Monterey County’s board of supervisors voted to hire the A & D Narigi, LLC (A&D) firm as the new track manager in charge of the county-owned park that contains WeatherTech Raceway Laguna Seca.
The five-person board voted unanimously to enter into contract negotiations with A&D. Provided both sides come to terms, the company led by former Monterey Plaza Hotel general manager John Narigi will replace the Sports Car Racing Association of the Monterey Peninsula (SCRAMP) at the onset of 2020.
The board’s decision serves as the second time SCRAMP has been on the losing end of a management contract vote. Following a scathing grand jury report compiled by the county in 2016 that documented systemic problems within SCRAMP’s business practices under a former CEO, the county spearheaded a worldwide search for new management firms.

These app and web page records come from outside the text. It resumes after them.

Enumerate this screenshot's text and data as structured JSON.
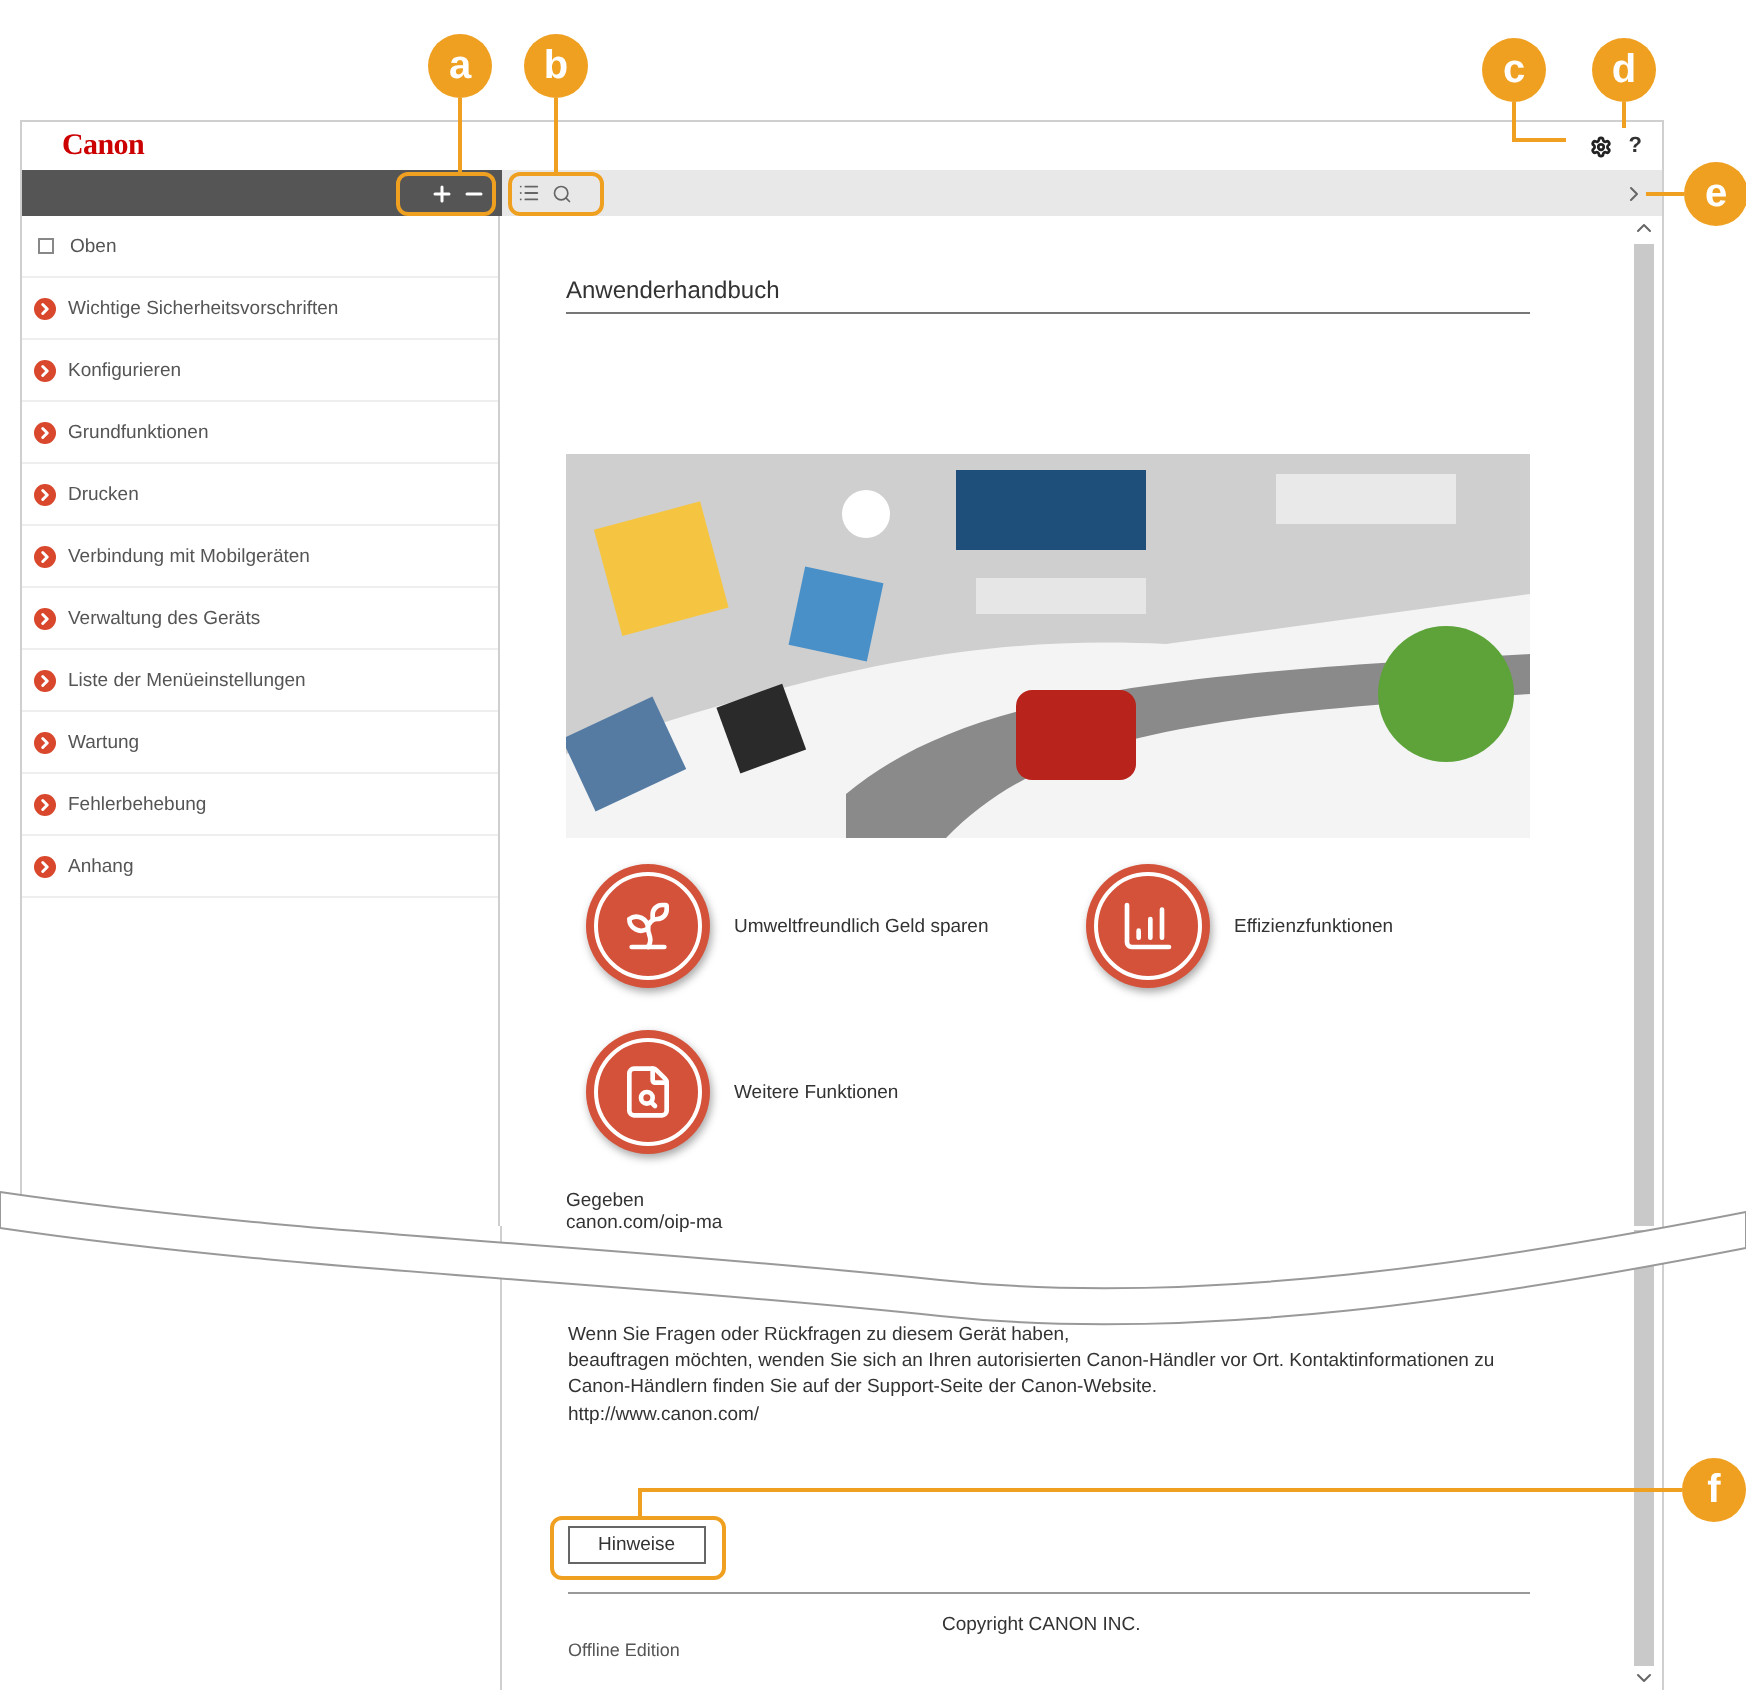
{
  "header": {
    "logo": "Canon",
    "help": "?"
  },
  "sidebar": {
    "items": [
      {
        "kind": "page",
        "label": "Oben"
      },
      {
        "kind": "chapter",
        "label": "Wichtige Sicherheitsvorschriften"
      },
      {
        "kind": "chapter",
        "label": "Konfigurieren"
      },
      {
        "kind": "chapter",
        "label": "Grundfunktionen"
      },
      {
        "kind": "chapter",
        "label": "Drucken"
      },
      {
        "kind": "chapter",
        "label": "Verbindung mit Mobilgeräten"
      },
      {
        "kind": "chapter",
        "label": "Verwaltung des Geräts"
      },
      {
        "kind": "chapter",
        "label": "Liste der Menüeinstellungen"
      },
      {
        "kind": "chapter",
        "label": "Wartung"
      },
      {
        "kind": "chapter",
        "label": "Fehlerbehebung"
      },
      {
        "kind": "chapter",
        "label": "Anhang"
      }
    ]
  },
  "content": {
    "title": "Anwenderhandbuch",
    "banner": {
      "kind": "picture"
    },
    "features": [
      {
        "kind": "eco",
        "label": "Umweltfreundlich Geld sparen"
      },
      {
        "kind": "efficiency",
        "label": "Effizienzfunktionen"
      },
      {
        "kind": "more",
        "label": "Weitere Funktionen"
      }
    ],
    "cut_lines": [
      "Gegeben",
      "canon.com/oip-ma"
    ],
    "contact_first_line": "Wenn Sie Fragen oder Rückfragen zu diesem Gerät haben,",
    "contact_text": "beauftragen möchten, wenden Sie sich an Ihren autorisierten Canon-Händler vor Ort. Kontaktinformationen zu Canon-Händlern finden Sie auf der Support-Seite der Canon-Website.",
    "link": "http://www.canon.com/",
    "notes_button": "Hinweise",
    "copyright": "Copyright CANON INC.",
    "edition": "Offline Edition"
  },
  "callouts": [
    {
      "letter": "a"
    },
    {
      "letter": "b"
    },
    {
      "letter": "c"
    },
    {
      "letter": "d"
    },
    {
      "letter": "e"
    },
    {
      "letter": "f"
    }
  ]
}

The board ultimately chose the Friends of Laguna Seca group to replace SCRAMP, but was unable to conclude a deal with the management team. As a result, SCRAMP was given a new three-year contract to continue its management of the park, and with the term reaching its end, a new search began that promoted A&D as the county’s preferred vendor.
Assuming negotiations between the county and A&D are successful, SCRAMP’s 62-year tenure as Laguna Seca’s manager will come to an end ahead of the new racing season.
Separate from SCRAMP’s business infrastructure, the non-profit organization’s volunteer base is considered to hold the greatest value. Assembled over decades, SCRAMP’s volunteer group has facilitated the track’s major events throughout its tenure.
In SCRAMP’s pending absence, it’s unclear whether the hundreds of volunteers who’ve provided physical support, and allowed those events to operate without the vast expenses a paid staff would demand, would shift their allegiance to A&D.
Without the volunteers, it’s also unclear whether A&D would be able to form a similar volunteer base required to hold large events and meet its budget targets.